Start of PROVIDED DATA

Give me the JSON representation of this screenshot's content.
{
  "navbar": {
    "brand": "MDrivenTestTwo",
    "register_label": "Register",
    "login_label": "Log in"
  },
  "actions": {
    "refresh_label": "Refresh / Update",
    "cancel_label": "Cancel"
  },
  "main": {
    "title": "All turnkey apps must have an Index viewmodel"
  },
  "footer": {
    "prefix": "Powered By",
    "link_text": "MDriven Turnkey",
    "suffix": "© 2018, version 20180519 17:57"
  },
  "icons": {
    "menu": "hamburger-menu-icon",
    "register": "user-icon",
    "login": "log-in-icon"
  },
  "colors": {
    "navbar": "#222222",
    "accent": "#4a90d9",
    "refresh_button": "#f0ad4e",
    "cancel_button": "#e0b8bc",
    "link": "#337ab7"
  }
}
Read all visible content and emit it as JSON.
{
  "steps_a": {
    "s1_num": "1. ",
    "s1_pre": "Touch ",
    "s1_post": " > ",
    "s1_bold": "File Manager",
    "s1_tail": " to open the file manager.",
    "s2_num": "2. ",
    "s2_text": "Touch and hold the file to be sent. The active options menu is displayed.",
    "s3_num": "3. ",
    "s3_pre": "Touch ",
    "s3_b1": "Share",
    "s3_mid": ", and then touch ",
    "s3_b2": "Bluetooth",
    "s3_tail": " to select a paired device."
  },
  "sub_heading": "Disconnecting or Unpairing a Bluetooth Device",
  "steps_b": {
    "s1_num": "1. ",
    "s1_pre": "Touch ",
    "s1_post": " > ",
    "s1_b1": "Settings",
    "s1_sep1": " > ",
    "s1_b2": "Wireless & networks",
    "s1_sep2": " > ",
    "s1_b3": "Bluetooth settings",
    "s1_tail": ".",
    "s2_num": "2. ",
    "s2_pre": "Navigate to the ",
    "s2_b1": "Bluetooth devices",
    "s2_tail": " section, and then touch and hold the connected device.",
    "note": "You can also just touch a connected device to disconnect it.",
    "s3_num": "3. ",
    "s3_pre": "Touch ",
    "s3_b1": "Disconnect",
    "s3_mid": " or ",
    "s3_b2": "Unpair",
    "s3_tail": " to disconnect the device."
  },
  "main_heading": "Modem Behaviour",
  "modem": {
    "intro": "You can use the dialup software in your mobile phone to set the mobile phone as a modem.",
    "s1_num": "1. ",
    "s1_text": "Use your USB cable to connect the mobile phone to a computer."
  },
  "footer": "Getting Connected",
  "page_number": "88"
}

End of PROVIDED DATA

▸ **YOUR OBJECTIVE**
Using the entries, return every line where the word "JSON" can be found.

▸ **EXERCISE OUTPUT**
Give me the JSON representation of this screenshot's content.
Read all visible content and emit it as JSON.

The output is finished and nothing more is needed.